i make this frequently, but the last two times, i added somethings extra, and that transported it to the 10-star Eternity Hotel of my dreams. it's so special that i -- who have a penchant for naming everything -- can't think of a name for it ... yet.

chop a red onion and two fat jalapenos (unseeded!) and throw in your beloved 12" cast-iron skillet that's been heated to Med. and readied with a heaping Tbls. of melted lard. a few stirs to get the veggies coated, then on to the next layer: a half-pint of halved cherry tomatoes scattered on top; another couple of stirs. top that with one 16-oz. can of yellow hominy (drained), and stir again. finally, top with your meat of choice -- i used two sliced beef franks because that's what i had, but i think that next time i'll try some kind of sausage or maybe even bacon -- pancetta would be nice, or guaciale. a few more stirs to incorporate everything, then let it go a few minutes to get a nice char on it, soften up the tomatoes somewhat, and get those onions and peppers mildly crunchy. then sprinkle as generous a handful of za'atar as you'd like (i'm EXTREMELY generous, about a heaping Tblsp. worth) over the mess, and incorporate. turn off the heat, then add as much chopped cilantro as you love (again, a lot), and finish with about 3-4 oz. of sour cream. those last two were the two new additions, and they totally make the dish rise above the everyday meal. i think, in retrospect, that i'll call it Hollis's Eternity Hotel Hash.
Mika January 12, 2019
Watalappan in Sri Lanka! Watlappan is a flan made from coconut milk, cashews, and treacle tapped from kithul flowers. Hands down the most delicious thing I have ever eaten in my life.
Ella Q. January 14, 2019
Wow, sounds delicious!!! Can't wait to try one day.
Patricia P. January 12, 2019
Guys! You need to know there's food on South Hemisphere!!! Please share some! ;)
Cory B. January 14, 2019
If the question had been "best meal ever" instead of "best thing you ate this year" the ceviche from Al Toke Pez in Lima DEFINITELY would have been in the running! Dying to get back there to explore more.
Melissa C. January 11, 2019
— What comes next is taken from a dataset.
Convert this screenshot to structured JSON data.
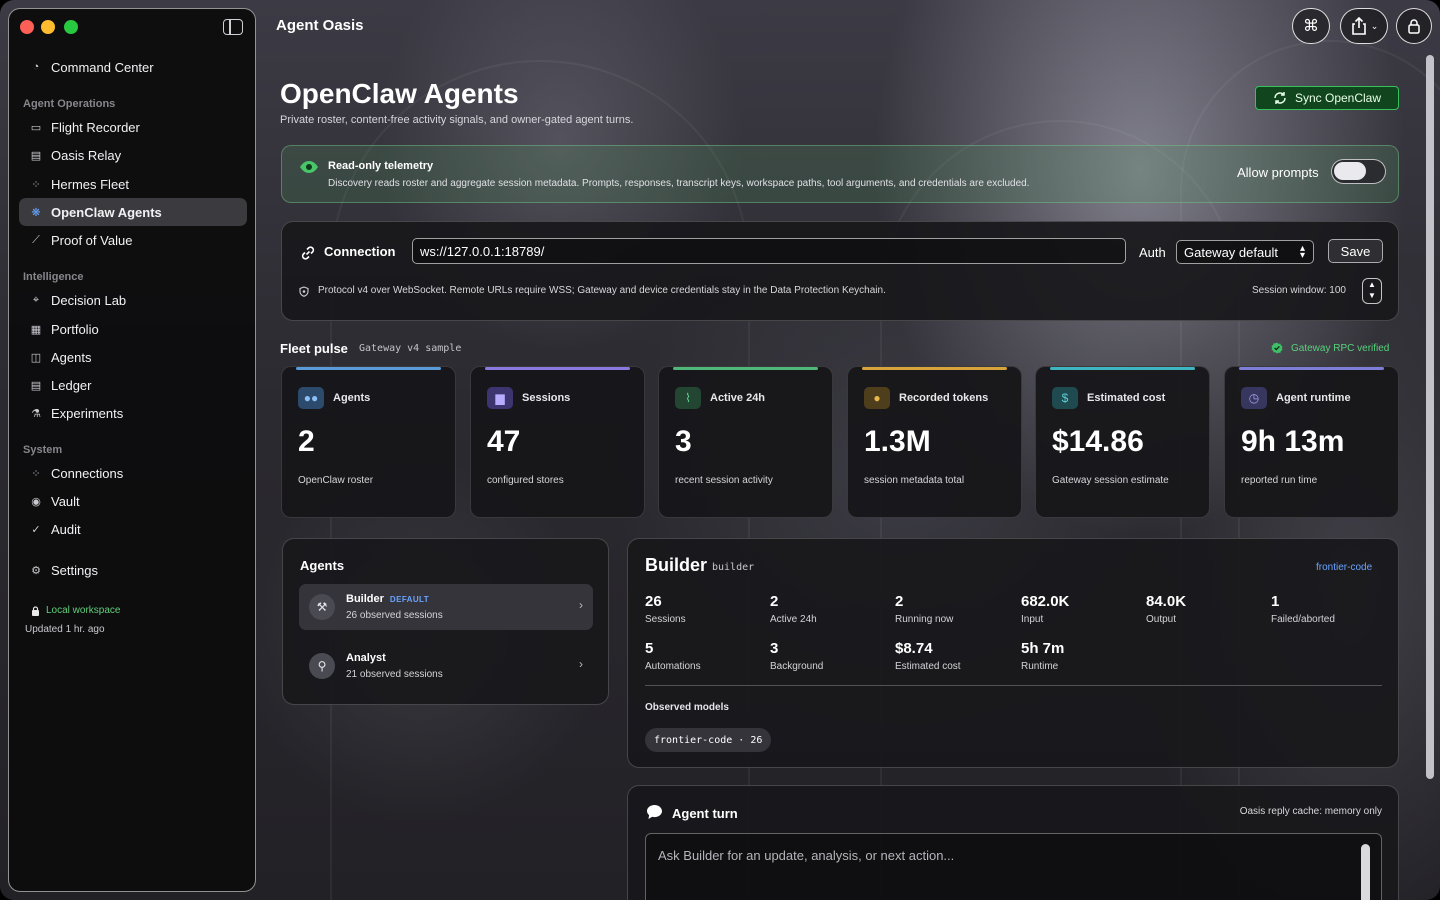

I want the recipes for ALLLLL of these things (especially the chocolate mousse!) And Emma, Stanbury is one of my favorite restaurants of all the times; I try to go there whenever I visit my company's office in Raleigh. So, SO good.
Sandy January 26, 2019
Are any of these recipes in your cookbook?
HalfPint January 11, 2019
Most memorable meal of 2018 was a Nashville's Henrietta Red. It was my BFF's 40th birthday trip with "the girls". Oysters on the half shell were scrumptious (of course), but the most memorable dish that I ate was a panfried trout served with raw sunchokes dressed in a lemon vinaigrette. I've never had any interest in sunchokes (aka Jerusalem artichokes) and this was a revelation. I now have a new favorite vegetable (?).
Ella Q. January 14, 2019
Sounds like a wonderful meal! Mm, that trout must've been incredible.